I abandoned MTS and just went for broke at APL Club Willoughby last night. Now I remember what it was that got me to the final table so often – when the hole cards are good, Casino Malaysia hard. Aggressive raises pre and post flop with hole cards that can take it feels so much better than limping too.

I had a rush of good hands that held up, so many in fact that I felt like I needed to show some of them because it was improbable to get that many. Doing that also allowed me to raise aggressively with not so good hands from position, and push people off maybe better hands. The large chip stack I accumulated didn’t hurt either.

I went to the break with 5,500 chips. With the 1,000 break add-on and 1,000 for the spend card, I started level 4 with a very healthy 7,500.

The flush of early success possibly contributed to some recklessness as another table was broken up and an new player with 6,500 chips took the seat on my left. With A 9 spades in the cutoff and two limpers I raised 4 x BB plus the calls – a sizable, and I hoped scary, bet for most people to call. The new player to my left called and everyone else folded. The flop came 3 3 9 two spades, no danger there, I had top pair, top kicker and a draw to the nut flush, with only a possible overpair to worry about (quad threes being too remote to factor in). I put in a 1/3 pot continuation bet figuring it would most likely be called if he had an overpair to the board, or, had been playing a similar hand to mine and paired the 9.

He called and the turn was an eight, no flush. I checked and he bet out 1,100, about 1/4 of the pot and almost half his remaining chips. I figured him for pocket tens or jacks, and so I was behind, but had the right odds to call and chase my flush draw. I called and the river was an ace. Very nice.

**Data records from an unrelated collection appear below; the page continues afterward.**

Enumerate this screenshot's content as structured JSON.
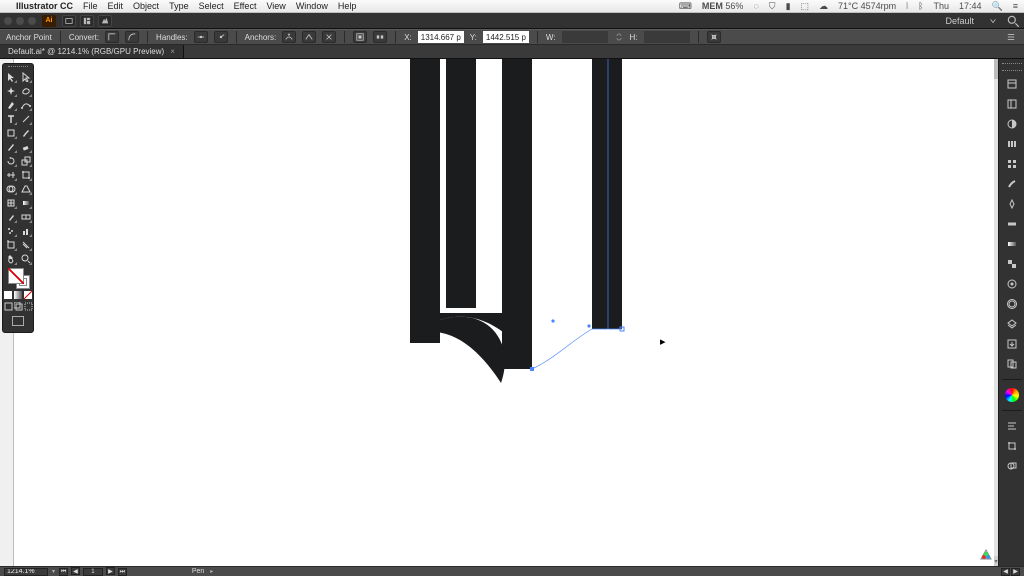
{
  "mac": {
    "app_name": "Illustrator CC",
    "menus": [
      "File",
      "Edit",
      "Object",
      "Type",
      "Select",
      "Effect",
      "View",
      "Window",
      "Help"
    ],
    "status_temp": "71°C 4574rpm",
    "status_day": "Thu",
    "status_time": "17:44",
    "mem_label": "MEM",
    "mem_pct": "56%"
  },
  "titlebar": {
    "workspace_label": "Default",
    "app_badge": "Ai"
  },
  "controlbar": {
    "anchor_label": "Anchor Point",
    "convert_label": "Convert:",
    "handles_label": "Handles:",
    "anchors_label": "Anchors:",
    "x_label": "X:",
    "y_label": "Y:",
    "x_value": "1314.667 p",
    "y_value": "1442.515 p",
    "w_label": "W:",
    "h_label": "H:",
    "w_value": "",
    "h_value": ""
  },
  "doc_tab": {
    "label": "Default.ai* @ 1214.1% (RGB/GPU Preview)"
  },
  "bottom": {
    "zoom": "1214.1%",
    "page": "1",
    "info": "Pen"
  },
  "tools": {
    "left": [
      "selection",
      "direct-selection",
      "magic-wand",
      "lasso",
      "pen",
      "curvature",
      "type",
      "line",
      "rectangle",
      "paintbrush",
      "pencil",
      "eraser",
      "rotate",
      "scale",
      "width",
      "free-transform",
      "shape-builder",
      "perspective",
      "mesh",
      "gradient",
      "eyedropper",
      "blend",
      "symbol-sprayer",
      "column-graph",
      "artboard",
      "slice",
      "hand",
      "zoom"
    ],
    "modes": [
      "color",
      "gradient",
      "none"
    ],
    "draw": [
      "normal",
      "behind",
      "inside"
    ]
  },
  "right_panel": {
    "icons": [
      "properties",
      "libraries",
      "color",
      "color-guide",
      "swatches",
      "brushes",
      "symbols",
      "stroke",
      "gradient",
      "transparency",
      "appearance",
      "graphic-styles",
      "layers",
      "asset-export",
      "artboards",
      "gap",
      "color-wheel",
      "gap",
      "align",
      "transform",
      "pathfinder"
    ]
  },
  "chart_data": {
    "type": "other",
    "note": "Vector glyph artwork on artboard (pen-tool editing)",
    "anchor_point": {
      "x": 1314.667,
      "y": 1442.515
    },
    "zoom_pct": 1214.1
  }
}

I figured if I bet the river, he may well put me on an ace and fold, but if I checked, he would most likely bet, either thinking he was ahead or bluffing to represent the ace.

I checked and he pushed in his last 1,500. I thought for a while, and observed him to see if I could get a read. Even though I was pretty sure I was ahead, you never know. He looked impatient, and also was showing some aggression – the type of tell I would put down to trying to ‘strong is weak’. My opinion that I was ahead to his pocket pair was further enhanced by what I read as a possible stone cold bluff.

I had him covered by 1,100 and I called.

He proudly turned over 9 3, and had flopped the nuts.

‘Wow, nice hand’ I managed. Because of course, everyone should nearly pot commit themselves pre flop with 9 3. That sure is solid play. Well, you were too good for me mate, I certainly didn’t see it coming. A guy to my right piped up with ‘yeah, I put you on trip 3’s at least’. Oh, really genius? Trip threes at least? So what did you think he was calling that pre flop raise with, 3 what exactly? Obviously that guy was in the same league as the 9 3 guy, both players of skill and subtly well beyond my meager comprehension.

On a side note, I believe the tell he gave off was an excellent example of a deliberate reverse tell. Which will work exactly once.

My fortune didn’t improve much after that. With the blinds at 200/400 I pushed all in with J 10. The three callers was good, but the flop wasn’t and that was me done for the night.

I am now forming the opinion that MTS works best when:

– there are lots of lose, bad players

– stack size is at least 20 x BB

– situations where bad beats and draw outs are more likely

And tight aggressive play, with calculated bluffing works best when:

– there are better players involved

– blinds are higher

– after a rush when the table is intimidated

Since both situations can be often seen in the same tournament, the ability to switch instantly from one to the other should be an optimal strategy.